Heavy French jaquard curtains keep Lucero's mysteriously dim, and strains of classical guitar float from the sound system. Diners are greeted personally by the owner, who presents a creamy dip along with a basket of chips and a glass bowl filled with fresh salsa garnished generously with cilantro. The day I slipped into Lucero's for a late lunch, enchiladas verdes, house special enchiladas blanketed with a velvety sauce of pure red chiles, and chicken fajitas were the choices. But before any of the offerings exited the kitchen, a plate of homemade chicken flautas, notable for their lack of residual grease, arrived at the table compliments of the house, along with a mound of chunky guacamole.

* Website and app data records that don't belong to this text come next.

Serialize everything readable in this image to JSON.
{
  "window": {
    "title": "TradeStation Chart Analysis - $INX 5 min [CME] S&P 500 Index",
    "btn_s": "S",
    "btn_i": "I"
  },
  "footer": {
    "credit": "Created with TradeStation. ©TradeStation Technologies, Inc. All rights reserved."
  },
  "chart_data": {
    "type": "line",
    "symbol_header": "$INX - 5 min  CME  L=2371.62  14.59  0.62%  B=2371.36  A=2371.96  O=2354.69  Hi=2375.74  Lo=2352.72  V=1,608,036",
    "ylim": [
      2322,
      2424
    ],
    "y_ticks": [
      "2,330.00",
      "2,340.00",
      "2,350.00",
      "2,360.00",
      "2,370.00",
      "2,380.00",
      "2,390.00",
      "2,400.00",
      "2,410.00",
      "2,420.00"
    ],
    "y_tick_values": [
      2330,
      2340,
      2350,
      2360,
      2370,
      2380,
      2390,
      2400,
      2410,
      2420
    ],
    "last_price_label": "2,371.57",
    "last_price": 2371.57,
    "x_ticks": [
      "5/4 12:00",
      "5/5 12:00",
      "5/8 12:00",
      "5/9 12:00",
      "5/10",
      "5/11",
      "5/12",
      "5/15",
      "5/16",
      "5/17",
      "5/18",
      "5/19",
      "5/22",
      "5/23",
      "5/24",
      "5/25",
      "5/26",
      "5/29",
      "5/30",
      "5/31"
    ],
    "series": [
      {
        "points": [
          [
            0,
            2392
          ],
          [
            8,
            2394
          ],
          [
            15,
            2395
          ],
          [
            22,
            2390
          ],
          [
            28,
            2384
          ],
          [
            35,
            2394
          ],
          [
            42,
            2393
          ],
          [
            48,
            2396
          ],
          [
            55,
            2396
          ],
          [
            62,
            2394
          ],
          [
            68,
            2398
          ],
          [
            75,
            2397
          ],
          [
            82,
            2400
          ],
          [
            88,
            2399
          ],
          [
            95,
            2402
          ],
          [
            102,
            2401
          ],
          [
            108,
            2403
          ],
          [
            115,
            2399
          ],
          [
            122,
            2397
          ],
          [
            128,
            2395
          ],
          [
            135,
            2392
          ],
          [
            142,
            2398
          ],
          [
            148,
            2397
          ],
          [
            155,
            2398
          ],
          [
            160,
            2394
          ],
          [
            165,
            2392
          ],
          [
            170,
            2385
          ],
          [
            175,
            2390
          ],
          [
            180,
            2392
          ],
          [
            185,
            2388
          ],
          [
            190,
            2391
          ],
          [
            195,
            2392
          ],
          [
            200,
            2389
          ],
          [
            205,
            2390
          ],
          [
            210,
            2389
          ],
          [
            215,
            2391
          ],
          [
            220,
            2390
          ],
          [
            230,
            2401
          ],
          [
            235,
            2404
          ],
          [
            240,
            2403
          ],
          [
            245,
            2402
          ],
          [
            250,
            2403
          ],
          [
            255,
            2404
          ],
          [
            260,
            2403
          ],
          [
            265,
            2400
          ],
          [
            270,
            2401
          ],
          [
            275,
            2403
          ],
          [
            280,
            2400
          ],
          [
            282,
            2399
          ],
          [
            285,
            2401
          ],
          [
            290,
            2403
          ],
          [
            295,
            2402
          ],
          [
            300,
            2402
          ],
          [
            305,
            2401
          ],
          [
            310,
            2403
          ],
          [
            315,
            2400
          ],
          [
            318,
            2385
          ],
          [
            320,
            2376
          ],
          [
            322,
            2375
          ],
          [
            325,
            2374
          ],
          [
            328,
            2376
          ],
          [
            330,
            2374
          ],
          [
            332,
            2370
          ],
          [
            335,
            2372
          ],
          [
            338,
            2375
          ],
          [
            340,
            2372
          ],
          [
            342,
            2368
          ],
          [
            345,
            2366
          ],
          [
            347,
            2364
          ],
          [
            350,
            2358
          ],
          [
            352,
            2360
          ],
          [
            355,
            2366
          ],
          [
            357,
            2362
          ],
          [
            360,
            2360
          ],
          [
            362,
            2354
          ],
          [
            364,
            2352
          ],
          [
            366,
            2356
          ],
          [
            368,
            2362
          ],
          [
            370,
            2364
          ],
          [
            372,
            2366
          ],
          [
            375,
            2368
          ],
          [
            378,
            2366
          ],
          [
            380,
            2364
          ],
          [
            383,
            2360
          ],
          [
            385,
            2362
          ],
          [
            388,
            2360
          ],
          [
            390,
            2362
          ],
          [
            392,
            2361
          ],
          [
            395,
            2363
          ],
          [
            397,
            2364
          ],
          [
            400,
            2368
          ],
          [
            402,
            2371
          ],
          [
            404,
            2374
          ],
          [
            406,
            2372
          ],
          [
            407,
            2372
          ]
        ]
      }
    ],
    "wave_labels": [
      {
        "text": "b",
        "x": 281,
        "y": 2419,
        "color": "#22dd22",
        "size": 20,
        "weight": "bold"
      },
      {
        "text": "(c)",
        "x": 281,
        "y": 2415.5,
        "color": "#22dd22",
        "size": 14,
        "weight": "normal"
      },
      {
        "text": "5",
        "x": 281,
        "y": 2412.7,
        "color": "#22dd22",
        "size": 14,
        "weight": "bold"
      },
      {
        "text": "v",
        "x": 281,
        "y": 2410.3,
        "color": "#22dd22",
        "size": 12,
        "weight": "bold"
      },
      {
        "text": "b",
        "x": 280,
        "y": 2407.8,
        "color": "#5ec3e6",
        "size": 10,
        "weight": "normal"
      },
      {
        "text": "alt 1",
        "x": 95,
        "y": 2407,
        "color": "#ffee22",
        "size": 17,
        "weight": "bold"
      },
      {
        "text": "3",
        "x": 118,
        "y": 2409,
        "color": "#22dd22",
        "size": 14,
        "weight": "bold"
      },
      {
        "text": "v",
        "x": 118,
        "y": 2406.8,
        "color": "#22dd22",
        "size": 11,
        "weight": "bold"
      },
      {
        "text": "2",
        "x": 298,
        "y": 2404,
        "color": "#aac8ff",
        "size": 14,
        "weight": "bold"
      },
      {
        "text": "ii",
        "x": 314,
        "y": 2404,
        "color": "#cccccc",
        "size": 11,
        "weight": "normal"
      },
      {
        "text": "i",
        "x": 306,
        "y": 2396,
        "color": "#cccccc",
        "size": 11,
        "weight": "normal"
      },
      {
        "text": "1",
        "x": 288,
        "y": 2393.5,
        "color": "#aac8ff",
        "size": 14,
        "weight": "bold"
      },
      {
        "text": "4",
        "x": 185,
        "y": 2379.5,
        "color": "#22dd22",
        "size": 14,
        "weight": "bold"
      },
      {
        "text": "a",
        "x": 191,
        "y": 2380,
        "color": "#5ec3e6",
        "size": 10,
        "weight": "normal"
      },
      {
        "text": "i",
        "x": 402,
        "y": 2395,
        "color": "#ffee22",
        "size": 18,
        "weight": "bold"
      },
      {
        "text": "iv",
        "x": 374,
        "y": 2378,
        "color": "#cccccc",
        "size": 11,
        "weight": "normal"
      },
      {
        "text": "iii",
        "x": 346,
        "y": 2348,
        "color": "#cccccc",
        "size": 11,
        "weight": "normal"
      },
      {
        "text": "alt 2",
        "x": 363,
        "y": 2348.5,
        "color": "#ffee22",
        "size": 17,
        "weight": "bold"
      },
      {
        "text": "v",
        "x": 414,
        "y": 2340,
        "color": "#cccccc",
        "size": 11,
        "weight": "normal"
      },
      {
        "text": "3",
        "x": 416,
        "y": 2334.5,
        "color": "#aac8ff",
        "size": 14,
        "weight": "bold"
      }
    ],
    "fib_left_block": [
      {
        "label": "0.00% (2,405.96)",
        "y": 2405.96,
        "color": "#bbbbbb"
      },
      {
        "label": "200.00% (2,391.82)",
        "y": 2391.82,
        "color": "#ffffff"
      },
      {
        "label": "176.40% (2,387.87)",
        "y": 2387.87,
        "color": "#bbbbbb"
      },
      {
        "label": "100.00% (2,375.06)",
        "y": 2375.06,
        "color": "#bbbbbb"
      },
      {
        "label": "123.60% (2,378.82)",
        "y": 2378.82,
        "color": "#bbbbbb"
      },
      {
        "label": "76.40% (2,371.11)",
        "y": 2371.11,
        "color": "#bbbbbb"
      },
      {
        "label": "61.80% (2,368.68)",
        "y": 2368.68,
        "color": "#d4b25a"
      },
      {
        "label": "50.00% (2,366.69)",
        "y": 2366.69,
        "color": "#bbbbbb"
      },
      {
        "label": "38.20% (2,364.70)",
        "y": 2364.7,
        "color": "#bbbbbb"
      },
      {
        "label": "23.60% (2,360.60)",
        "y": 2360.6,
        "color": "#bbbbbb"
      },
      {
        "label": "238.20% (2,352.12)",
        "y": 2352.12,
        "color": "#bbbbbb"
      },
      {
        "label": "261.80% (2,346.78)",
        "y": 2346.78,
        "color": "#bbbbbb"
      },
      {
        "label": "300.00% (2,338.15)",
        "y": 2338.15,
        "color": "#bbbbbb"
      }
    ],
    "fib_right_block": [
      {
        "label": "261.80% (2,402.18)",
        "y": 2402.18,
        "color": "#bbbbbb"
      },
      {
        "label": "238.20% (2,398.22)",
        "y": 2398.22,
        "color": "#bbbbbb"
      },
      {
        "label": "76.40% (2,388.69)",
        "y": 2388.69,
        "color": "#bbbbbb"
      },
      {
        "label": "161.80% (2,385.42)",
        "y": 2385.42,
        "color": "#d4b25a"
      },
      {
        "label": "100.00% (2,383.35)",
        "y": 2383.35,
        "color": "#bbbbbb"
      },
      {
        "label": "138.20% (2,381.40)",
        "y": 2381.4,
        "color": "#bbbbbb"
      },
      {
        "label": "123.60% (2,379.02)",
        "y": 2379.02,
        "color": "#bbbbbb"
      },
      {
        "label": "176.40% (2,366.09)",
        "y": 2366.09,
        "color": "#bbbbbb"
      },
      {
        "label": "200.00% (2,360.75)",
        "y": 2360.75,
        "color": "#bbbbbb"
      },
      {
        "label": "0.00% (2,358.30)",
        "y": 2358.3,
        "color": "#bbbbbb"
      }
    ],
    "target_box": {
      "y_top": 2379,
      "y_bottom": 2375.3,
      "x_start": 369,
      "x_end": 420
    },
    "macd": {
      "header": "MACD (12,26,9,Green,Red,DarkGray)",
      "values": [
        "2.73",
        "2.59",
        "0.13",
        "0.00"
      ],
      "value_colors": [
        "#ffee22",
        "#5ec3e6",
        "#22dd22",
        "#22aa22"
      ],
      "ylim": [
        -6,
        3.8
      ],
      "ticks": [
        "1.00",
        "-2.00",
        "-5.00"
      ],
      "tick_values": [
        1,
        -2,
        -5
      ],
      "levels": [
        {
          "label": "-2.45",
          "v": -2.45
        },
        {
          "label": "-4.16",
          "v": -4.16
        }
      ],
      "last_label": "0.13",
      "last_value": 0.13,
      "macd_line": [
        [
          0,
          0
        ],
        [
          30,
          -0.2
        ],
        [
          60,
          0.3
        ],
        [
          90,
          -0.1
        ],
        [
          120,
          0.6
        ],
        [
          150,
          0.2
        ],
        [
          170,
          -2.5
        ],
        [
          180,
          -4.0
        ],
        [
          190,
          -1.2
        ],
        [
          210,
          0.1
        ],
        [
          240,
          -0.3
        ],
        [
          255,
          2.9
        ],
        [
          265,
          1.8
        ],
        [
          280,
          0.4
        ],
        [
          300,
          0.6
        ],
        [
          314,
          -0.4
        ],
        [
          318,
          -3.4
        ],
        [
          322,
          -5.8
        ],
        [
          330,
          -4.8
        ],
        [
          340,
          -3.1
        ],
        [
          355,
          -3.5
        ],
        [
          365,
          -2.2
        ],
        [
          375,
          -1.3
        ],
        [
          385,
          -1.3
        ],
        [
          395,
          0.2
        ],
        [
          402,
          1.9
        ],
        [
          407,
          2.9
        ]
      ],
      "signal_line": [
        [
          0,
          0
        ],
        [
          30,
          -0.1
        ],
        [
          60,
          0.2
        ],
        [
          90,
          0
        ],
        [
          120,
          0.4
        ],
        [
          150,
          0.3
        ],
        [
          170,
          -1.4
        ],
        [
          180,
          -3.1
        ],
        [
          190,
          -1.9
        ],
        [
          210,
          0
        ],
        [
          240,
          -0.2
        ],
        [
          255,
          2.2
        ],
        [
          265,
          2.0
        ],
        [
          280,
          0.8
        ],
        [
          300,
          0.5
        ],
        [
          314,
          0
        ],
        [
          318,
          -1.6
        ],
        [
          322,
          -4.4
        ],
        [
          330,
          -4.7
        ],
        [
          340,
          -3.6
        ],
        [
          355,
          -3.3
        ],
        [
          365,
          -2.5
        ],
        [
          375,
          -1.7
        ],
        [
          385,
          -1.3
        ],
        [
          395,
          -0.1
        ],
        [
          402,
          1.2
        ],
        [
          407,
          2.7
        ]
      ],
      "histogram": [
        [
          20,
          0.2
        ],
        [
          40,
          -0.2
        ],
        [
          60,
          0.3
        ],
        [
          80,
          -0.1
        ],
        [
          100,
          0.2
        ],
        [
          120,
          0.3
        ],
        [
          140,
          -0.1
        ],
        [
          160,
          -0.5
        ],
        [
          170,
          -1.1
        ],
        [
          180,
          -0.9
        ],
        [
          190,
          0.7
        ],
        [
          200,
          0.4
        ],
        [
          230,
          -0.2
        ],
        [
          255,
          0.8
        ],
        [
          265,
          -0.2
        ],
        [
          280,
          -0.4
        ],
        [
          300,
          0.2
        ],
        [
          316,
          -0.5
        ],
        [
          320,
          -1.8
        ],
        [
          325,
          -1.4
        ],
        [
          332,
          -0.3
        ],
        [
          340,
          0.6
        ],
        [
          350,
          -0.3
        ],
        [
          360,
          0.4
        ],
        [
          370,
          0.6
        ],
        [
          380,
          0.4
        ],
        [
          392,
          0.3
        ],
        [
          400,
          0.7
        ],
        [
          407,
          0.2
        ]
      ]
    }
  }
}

The flautas splintered easily "undertooth," seeming a light beginning to what promised to be heavier entrées.
Lucero's prides itself on preparing everything from scratch, and while the restaurant's food is presented without added creative flourish, the kitchen's attention to detail is evident in each dish. The enchiladas verdes struck the perfect balance between the tart and spicy, the tomatillo but a component of the refined sauce. Chicken fajitas were elevated beyond the smoking Tex-Mex platter, arriving on a dinner plate interspersed with red, yellow, and green bell peppers. Finally, the house special enchiladas showcased red chiles at their best, puréed into a deep scarlet sauce that was earthy and rich in its simplicity.

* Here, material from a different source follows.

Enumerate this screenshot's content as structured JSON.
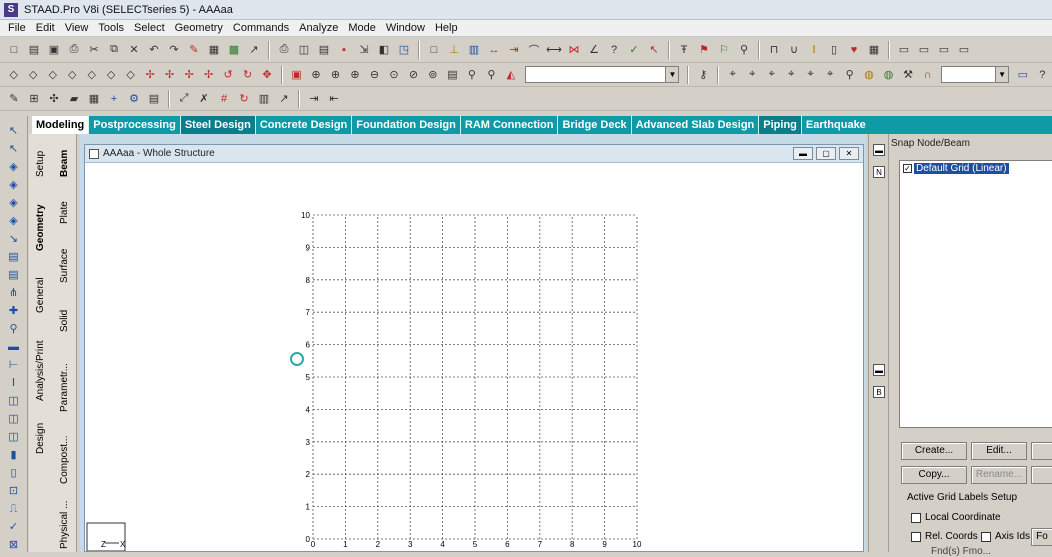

While waiting for the check, small bowls of vanilla ice cream topped with a cherry appeared - again, compliments of the house. Nothing fancy or worth rhapsodizing about, but a thoughtful touch, one of the many that makes Lucero's so pleasing. At $10.89 per lunch, there are some who might consider these "extra touches" to be expected. But I'll drop $10.89 again without question, in part because the extras - from the attentive service and fresh ingredients to the complimentary fare - are what set Lucero's a world apart from other small, family-run Mexican eateries. -- Rebecca Chastenet de Géry